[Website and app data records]

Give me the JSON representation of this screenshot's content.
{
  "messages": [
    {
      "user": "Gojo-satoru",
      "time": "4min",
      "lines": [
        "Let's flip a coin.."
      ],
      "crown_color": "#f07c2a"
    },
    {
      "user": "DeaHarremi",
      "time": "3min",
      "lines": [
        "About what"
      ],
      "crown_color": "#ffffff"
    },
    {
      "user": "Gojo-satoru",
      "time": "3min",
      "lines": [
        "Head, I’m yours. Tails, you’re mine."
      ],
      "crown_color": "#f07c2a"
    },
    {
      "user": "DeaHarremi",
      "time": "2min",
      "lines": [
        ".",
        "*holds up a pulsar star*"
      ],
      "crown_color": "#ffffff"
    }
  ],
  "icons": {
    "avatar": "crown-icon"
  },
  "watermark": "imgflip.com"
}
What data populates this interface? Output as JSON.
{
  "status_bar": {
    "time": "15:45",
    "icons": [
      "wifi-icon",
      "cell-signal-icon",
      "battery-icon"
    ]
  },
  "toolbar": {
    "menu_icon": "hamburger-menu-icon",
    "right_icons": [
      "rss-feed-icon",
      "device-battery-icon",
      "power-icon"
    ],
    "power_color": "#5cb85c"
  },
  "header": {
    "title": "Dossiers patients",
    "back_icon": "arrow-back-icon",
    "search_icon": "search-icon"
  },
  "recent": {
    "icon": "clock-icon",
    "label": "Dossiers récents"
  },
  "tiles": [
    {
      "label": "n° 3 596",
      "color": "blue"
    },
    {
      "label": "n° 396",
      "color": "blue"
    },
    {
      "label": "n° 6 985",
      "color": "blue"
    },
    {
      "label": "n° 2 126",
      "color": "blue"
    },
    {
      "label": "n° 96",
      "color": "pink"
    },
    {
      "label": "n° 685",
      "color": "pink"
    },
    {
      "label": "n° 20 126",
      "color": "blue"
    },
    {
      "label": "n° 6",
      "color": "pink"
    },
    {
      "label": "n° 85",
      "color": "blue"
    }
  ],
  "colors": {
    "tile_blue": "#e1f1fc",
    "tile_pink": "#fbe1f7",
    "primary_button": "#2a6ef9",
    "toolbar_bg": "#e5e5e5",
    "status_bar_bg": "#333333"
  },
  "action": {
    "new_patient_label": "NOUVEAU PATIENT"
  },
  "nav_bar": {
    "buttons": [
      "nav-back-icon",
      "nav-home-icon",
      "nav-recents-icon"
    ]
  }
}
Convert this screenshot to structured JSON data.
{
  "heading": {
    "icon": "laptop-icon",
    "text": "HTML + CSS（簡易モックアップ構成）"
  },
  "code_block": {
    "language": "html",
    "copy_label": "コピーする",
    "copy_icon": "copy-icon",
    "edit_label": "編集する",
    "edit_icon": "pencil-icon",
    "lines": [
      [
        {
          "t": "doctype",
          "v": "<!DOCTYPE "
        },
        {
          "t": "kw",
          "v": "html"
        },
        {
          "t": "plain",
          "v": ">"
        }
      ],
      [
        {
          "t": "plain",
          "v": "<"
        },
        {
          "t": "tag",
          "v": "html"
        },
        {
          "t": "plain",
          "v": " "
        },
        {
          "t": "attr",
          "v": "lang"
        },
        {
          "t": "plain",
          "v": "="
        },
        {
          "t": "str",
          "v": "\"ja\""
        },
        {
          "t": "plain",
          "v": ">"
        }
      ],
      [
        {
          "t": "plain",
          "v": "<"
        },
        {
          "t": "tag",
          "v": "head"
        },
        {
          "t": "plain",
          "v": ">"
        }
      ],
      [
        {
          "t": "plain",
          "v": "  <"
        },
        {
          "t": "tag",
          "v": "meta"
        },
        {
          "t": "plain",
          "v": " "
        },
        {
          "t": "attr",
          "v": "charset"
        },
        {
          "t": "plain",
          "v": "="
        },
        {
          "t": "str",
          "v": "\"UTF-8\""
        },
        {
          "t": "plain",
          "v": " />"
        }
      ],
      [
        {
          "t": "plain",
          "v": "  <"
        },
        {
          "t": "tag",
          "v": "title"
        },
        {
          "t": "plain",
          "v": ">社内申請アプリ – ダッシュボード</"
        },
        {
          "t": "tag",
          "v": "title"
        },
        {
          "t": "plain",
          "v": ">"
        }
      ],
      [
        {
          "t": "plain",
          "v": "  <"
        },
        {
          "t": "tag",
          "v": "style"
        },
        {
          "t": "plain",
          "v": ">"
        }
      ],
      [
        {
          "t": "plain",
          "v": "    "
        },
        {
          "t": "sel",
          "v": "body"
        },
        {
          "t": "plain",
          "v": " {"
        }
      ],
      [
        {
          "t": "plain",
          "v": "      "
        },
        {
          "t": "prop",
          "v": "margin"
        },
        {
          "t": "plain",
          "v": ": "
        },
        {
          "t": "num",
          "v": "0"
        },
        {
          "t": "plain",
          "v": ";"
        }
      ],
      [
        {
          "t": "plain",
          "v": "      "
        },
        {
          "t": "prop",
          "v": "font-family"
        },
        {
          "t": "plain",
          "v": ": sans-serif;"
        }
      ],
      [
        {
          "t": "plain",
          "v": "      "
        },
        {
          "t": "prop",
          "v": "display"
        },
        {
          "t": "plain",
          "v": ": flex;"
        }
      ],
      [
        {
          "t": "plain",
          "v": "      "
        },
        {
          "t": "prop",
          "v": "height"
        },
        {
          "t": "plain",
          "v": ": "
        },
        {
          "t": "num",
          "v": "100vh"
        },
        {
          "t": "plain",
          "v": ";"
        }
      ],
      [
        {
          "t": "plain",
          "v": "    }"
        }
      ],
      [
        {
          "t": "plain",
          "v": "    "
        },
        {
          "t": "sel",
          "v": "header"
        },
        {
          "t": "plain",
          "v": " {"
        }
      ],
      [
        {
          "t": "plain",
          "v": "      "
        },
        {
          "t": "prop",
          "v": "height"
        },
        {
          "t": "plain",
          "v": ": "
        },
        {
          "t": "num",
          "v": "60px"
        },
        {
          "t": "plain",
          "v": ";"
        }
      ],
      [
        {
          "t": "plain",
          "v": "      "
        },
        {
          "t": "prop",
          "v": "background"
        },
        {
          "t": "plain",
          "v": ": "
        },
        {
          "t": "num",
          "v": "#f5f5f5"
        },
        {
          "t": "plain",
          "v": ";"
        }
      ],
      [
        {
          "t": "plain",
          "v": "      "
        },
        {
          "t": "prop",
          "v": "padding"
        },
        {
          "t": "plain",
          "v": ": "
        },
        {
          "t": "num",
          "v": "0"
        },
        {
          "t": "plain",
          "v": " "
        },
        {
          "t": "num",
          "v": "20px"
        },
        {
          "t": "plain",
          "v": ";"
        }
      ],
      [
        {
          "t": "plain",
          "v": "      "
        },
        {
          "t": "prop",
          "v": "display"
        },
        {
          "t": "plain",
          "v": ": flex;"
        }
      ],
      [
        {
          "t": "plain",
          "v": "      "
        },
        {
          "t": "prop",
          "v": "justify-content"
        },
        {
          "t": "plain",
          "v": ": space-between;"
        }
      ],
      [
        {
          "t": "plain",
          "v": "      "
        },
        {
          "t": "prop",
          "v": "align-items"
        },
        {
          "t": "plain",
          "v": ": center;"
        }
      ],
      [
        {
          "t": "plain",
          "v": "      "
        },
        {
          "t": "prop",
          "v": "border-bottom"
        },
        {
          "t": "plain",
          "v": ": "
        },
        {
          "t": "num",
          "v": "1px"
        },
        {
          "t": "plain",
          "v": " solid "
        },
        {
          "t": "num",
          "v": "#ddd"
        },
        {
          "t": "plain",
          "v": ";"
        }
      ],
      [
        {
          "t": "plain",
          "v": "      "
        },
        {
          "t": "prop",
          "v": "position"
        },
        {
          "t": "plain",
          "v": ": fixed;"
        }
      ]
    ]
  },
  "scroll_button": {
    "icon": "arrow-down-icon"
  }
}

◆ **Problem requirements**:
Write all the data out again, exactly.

◆ **Completed exercise**:
Give me the JSON representation of this screenshot's content.
{
  "messages": [
    {
      "user": "Gojo-satoru",
      "time": "4min",
      "lines": [
        "Let's flip a coin.."
      ],
      "crown_color": "#f07c2a"
    },
    {
      "user": "DeaHarremi",
      "time": "3min",
      "lines": [
        "About what"
      ],
      "crown_color": "#ffffff"
    },
    {
      "user": "Gojo-satoru",
      "time": "3min",
      "lines": [
        "Head, I’m yours. Tails, you’re mine."
      ],
      "crown_color": "#f07c2a"
    },
    {
      "user": "DeaHarremi",
      "time": "2min",
      "lines": [
        ".",
        "*holds up a pulsar star*"
      ],
      "crown_color": "#ffffff"
    }
  ],
  "icons": {
    "avatar": "crown-icon"
  },
  "watermark": "imgflip.com"
}
What data populates this interface? Output as JSON.
{
  "status_bar": {
    "time": "15:45",
    "icons": [
      "wifi-icon",
      "cell-signal-icon",
      "battery-icon"
    ]
  },
  "toolbar": {
    "menu_icon": "hamburger-menu-icon",
    "right_icons": [
      "rss-feed-icon",
      "device-battery-icon",
      "power-icon"
    ],
    "power_color": "#5cb85c"
  },
  "header": {
    "title": "Dossiers patients",
    "back_icon": "arrow-back-icon",
    "search_icon": "search-icon"
  },
  "recent": {
    "icon": "clock-icon",
    "label": "Dossiers récents"
  },
  "tiles": [
    {
      "label": "n° 3 596",
      "color": "blue"
    },
    {
      "label": "n° 396",
      "color": "blue"
    },
    {
      "label": "n° 6 985",
      "color": "blue"
    },
    {
      "label": "n° 2 126",
      "color": "blue"
    },
    {
      "label": "n° 96",
      "color": "pink"
    },
    {
      "label": "n° 685",
      "color": "pink"
    },
    {
      "label": "n° 20 126",
      "color": "blue"
    },
    {
      "label": "n° 6",
      "color": "pink"
    },
    {
      "label": "n° 85",
      "color": "blue"
    }
  ],
  "colors": {
    "tile_blue": "#e1f1fc",
    "tile_pink": "#fbe1f7",
    "primary_button": "#2a6ef9",
    "toolbar_bg": "#e5e5e5",
    "status_bar_bg": "#333333"
  },
  "action": {
    "new_patient_label": "NOUVEAU PATIENT"
  },
  "nav_bar": {
    "buttons": [
      "nav-back-icon",
      "nav-home-icon",
      "nav-recents-icon"
    ]
  }
}
Convert this screenshot to structured JSON data.
{
  "heading": {
    "icon": "laptop-icon",
    "text": "HTML + CSS（簡易モックアップ構成）"
  },
  "code_block": {
    "language": "html",
    "copy_label": "コピーする",
    "copy_icon": "copy-icon",
    "edit_label": "編集する",
    "edit_icon": "pencil-icon",
    "lines": [
      [
        {
          "t": "doctype",
          "v": "<!DOCTYPE "
        },
        {
          "t": "kw",
          "v": "html"
        },
        {
          "t": "plain",
          "v": ">"
        }
      ],
      [
        {
          "t": "plain",
          "v": "<"
        },
        {
          "t": "tag",
          "v": "html"
        },
        {
          "t": "plain",
          "v": " "
        },
        {
          "t": "attr",
          "v": "lang"
        },
        {
          "t": "plain",
          "v": "="
        },
        {
          "t": "str",
          "v": "\"ja\""
        },
        {
          "t": "plain",
          "v": ">"
        }
      ],
      [
        {
          "t": "plain",
          "v": "<"
        },
        {
          "t": "tag",
          "v": "head"
        },
        {
          "t": "plain",
          "v": ">"
        }
      ],
      [
        {
          "t": "plain",
          "v": "  <"
        },
        {
          "t": "tag",
          "v": "meta"
        },
        {
          "t": "plain",
          "v": " "
        },
        {
          "t": "attr",
          "v": "charset"
        },
        {
          "t": "plain",
          "v": "="
        },
        {
          "t": "str",
          "v": "\"UTF-8\""
        },
        {
          "t": "plain",
          "v": " />"
        }
      ],
      [
        {
          "t": "plain",
          "v": "  <"
        },
        {
          "t": "tag",
          "v": "title"
        },
        {
          "t": "plain",
          "v": ">社内申請アプリ – ダッシュボード</"
        },
        {
          "t": "tag",
          "v": "title"
        },
        {
          "t": "plain",
          "v": ">"
        }
      ],
      [
        {
          "t": "plain",
          "v": "  <"
        },
        {
          "t": "tag",
          "v": "style"
        },
        {
          "t": "plain",
          "v": ">"
        }
      ],
      [
        {
          "t": "plain",
          "v": "    "
        },
        {
          "t": "sel",
          "v": "body"
        },
        {
          "t": "plain",
          "v": " {"
        }
      ],
      [
        {
          "t": "plain",
          "v": "      "
        },
        {
          "t": "prop",
          "v": "margin"
        },
        {
          "t": "plain",
          "v": ": "
        },
        {
          "t": "num",
          "v": "0"
        },
        {
          "t": "plain",
          "v": ";"
        }
      ],
      [
        {
          "t": "plain",
          "v": "      "
        },
        {
          "t": "prop",
          "v": "font-family"
        },
        {
          "t": "plain",
          "v": ": sans-serif;"
        }
      ],
      [
        {
          "t": "plain",
          "v": "      "
        },
        {
          "t": "prop",
          "v": "display"
        },
        {
          "t": "plain",
          "v": ": flex;"
        }
      ],
      [
        {
          "t": "plain",
          "v": "      "
        },
        {
          "t": "prop",
          "v": "height"
        },
        {
          "t": "plain",
          "v": ": "
        },
        {
          "t": "num",
          "v": "100vh"
        },
        {
          "t": "plain",
          "v": ";"
        }
      ],
      [
        {
          "t": "plain",
          "v": "    }"
        }
      ],
      [
        {
          "t": "plain",
          "v": "    "
        },
        {
          "t": "sel",
          "v": "header"
        },
        {
          "t": "plain",
          "v": " {"
        }
      ],
      [
        {
          "t": "plain",
          "v": "      "
        },
        {
          "t": "prop",
          "v": "height"
        },
        {
          "t": "plain",
          "v": ": "
        },
        {
          "t": "num",
          "v": "60px"
        },
        {
          "t": "plain",
          "v": ";"
        }
      ],
      [
        {
          "t": "plain",
          "v": "      "
        },
        {
          "t": "prop",
          "v": "background"
        },
        {
          "t": "plain",
          "v": ": "
        },
        {
          "t": "num",
          "v": "#f5f5f5"
        },
        {
          "t": "plain",
          "v": ";"
        }
      ],
      [
        {
          "t": "plain",
          "v": "      "
        },
        {
          "t": "prop",
          "v": "padding"
        },
        {
          "t": "plain",
          "v": ": "
        },
        {
          "t": "num",
          "v": "0"
        },
        {
          "t": "plain",
          "v": " "
        },
        {
          "t": "num",
          "v": "20px"
        },
        {
          "t": "plain",
          "v": ";"
        }
      ],
      [
        {
          "t": "plain",
          "v": "      "
        },
        {
          "t": "prop",
          "v": "display"
        },
        {
          "t": "plain",
          "v": ": flex;"
        }
      ],
      [
        {
          "t": "plain",
          "v": "      "
        },
        {
          "t": "prop",
          "v": "justify-content"
        },
        {
          "t": "plain",
          "v": ": space-between;"
        }
      ],
      [
        {
          "t": "plain",
          "v": "      "
        },
        {
          "t": "prop",
          "v": "align-items"
        },
        {
          "t": "plain",
          "v": ": center;"
        }
      ],
      [
        {
          "t": "plain",
          "v": "      "
        },
        {
          "t": "prop",
          "v": "border-bottom"
        },
        {
          "t": "plain",
          "v": ": "
        },
        {
          "t": "num",
          "v": "1px"
        },
        {
          "t": "plain",
          "v": " solid "
        },
        {
          "t": "num",
          "v": "#ddd"
        },
        {
          "t": "plain",
          "v": ";"
        }
      ],
      [
        {
          "t": "plain",
          "v": "      "
        },
        {
          "t": "prop",
          "v": "position"
        },
        {
          "t": "plain",
          "v": ": fixed;"
        }
      ]
    ]
  },
  "scroll_button": {
    "icon": "arrow-down-icon"
  }
}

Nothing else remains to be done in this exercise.